The formula you have in Question 1 is correct.
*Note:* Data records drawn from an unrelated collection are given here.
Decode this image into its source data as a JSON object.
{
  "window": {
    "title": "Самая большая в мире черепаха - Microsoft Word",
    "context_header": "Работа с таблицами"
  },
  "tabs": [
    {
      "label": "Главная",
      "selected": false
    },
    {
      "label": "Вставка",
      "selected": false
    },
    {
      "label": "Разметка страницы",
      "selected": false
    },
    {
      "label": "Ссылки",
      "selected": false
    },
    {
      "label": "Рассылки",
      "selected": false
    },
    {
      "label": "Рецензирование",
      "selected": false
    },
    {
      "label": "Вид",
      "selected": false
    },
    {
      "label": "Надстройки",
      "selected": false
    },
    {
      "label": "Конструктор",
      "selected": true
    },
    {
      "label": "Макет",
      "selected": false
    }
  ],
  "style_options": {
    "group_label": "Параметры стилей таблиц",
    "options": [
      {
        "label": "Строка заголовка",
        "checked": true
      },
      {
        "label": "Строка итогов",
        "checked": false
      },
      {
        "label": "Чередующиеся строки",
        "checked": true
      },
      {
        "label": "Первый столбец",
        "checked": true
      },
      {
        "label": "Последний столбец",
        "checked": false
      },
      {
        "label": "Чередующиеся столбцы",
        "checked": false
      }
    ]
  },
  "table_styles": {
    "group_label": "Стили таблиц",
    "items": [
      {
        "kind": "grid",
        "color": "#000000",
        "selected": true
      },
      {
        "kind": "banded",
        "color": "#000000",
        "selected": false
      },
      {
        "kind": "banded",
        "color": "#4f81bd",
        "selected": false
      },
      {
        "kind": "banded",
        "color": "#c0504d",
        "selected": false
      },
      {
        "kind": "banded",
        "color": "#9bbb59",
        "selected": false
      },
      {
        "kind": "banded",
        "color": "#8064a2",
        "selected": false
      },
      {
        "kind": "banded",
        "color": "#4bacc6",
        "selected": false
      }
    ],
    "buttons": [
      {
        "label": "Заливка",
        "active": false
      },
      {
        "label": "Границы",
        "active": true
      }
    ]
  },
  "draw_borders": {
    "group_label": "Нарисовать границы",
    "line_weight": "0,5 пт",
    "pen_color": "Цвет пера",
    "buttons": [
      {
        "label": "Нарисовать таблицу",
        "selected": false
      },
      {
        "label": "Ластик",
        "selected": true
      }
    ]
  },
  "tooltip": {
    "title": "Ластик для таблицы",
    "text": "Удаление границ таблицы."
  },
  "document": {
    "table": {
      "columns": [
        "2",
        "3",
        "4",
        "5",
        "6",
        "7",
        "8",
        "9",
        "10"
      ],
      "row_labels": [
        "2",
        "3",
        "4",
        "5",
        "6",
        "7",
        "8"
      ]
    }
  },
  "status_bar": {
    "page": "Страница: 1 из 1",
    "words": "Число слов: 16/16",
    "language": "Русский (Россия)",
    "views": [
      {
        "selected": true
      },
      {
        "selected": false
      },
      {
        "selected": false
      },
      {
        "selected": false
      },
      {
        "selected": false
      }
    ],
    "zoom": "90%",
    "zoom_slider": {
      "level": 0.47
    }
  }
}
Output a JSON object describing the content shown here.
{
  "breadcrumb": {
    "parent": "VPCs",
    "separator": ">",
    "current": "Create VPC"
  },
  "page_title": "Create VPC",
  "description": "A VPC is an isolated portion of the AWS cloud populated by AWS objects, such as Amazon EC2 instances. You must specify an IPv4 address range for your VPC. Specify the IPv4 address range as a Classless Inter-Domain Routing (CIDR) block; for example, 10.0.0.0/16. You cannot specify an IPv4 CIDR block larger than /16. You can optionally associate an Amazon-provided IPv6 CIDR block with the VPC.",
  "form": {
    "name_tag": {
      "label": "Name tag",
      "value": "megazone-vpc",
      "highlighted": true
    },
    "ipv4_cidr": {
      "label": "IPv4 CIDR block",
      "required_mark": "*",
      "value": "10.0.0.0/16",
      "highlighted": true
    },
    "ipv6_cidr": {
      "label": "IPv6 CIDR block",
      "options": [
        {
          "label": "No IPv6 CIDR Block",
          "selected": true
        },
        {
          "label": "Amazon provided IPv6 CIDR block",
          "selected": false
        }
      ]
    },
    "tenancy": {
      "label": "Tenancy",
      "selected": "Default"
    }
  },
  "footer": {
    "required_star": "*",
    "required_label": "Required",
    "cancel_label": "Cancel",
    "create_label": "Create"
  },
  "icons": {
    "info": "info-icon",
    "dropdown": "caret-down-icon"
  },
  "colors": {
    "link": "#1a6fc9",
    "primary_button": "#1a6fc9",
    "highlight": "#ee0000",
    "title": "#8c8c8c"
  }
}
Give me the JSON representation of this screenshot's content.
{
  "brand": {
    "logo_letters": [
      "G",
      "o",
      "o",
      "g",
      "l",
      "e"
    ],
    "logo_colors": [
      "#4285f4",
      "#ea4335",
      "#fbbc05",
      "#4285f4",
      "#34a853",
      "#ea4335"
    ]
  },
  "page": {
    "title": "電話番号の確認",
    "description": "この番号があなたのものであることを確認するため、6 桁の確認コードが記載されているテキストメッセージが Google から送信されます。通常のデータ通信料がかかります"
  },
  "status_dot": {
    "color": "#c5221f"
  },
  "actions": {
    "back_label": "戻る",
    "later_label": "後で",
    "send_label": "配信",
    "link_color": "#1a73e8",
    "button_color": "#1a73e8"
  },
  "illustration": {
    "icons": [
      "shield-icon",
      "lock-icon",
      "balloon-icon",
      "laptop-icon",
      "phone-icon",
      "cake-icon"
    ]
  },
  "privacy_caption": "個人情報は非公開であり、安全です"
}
As a sanity check, put $f\equiv 1$ in it: the result should describe the surface area.
$$A=s\int_{\partial B\times (0,1)} d\sigma_B\, d\xi+\int_{B\times\{0,1\}} dx_1\, dx_2 = s\int_{\partial B} d\sigma_B+\int_{B\times\{0,1\}} dx_1\, dx_2$$ Now the fact that $s$ is present only in front of the first integral makes perfect geometric sense: stretching in vertical direction leaves the areas of top and bottom surfaces unchanged, while the side area is multiplied by the stretch factor.
Concerning question 2: to minimize confusion, it helps to use the notation $f_3(x_1,x_2,x_3)$, where subscript indicates differentiation in the third variable (whatever it is called). Since $f_3$ is just an ordinary function, the formula from Question 1 applies to it:
$$\int_{\partial B_s} f_3(x)\, d\sigma_{B_s} = s\int_{\partial B\times (0,1)} f_3(x_1,x_2,s\xi) d\sigma_B d\xi+\int_{B\times\{0,1\}} f_3(x_1,x_2,s \xi)dx_1 dx_2 \tag1$$ The next step is to relate $f_3(x_1,x_2,s\xi)$ and $\frac{\partial}{\partial \xi}f(x_1,x_2,s\xi)$. This is what the chain rule does: $$\frac{\partial}{\partial \xi}f(x_1,x_2,s\xi) = f_3(x_1,x_2,s\xi)\, \frac{\partial(s\xi)}{\partial \xi} =f_3(x_1,x_2,s\xi)\,s$$ Therefore, $f_3(x_1,x_2,s\xi)$ can be replaced by $\frac{1}{s}\frac{\partial}{\partial \xi}f(x_1,x_2,s\xi)$ everywhere in (1): $$\int_{\partial B_s} \frac{\partial }{\partial x_3}f(x)\, d\sigma_{B_s} = \int_{\partial B\times (0,1)} \frac{\partial}{\partial \xi}f(x_1,x_2,s\xi) d\sigma_B d\xi + \frac{1}{s}\int_{B\times\{0,1\}} \frac{\partial}{\partial \xi}f(x_1,x_2,s \xi)dx_1 dx_2$$
By the way, it's a good idea to write $\frac{\partial }{\partial \xi} f(x_1,x_2,s\xi)$ (as you have done) instead of $\frac{\partial f}{\partial \xi} (x_1,x_2,s\xi)$. I find the latter notation a frequent source of confusion in calculations like these - do we take derivative first and rescale later, or the other way around?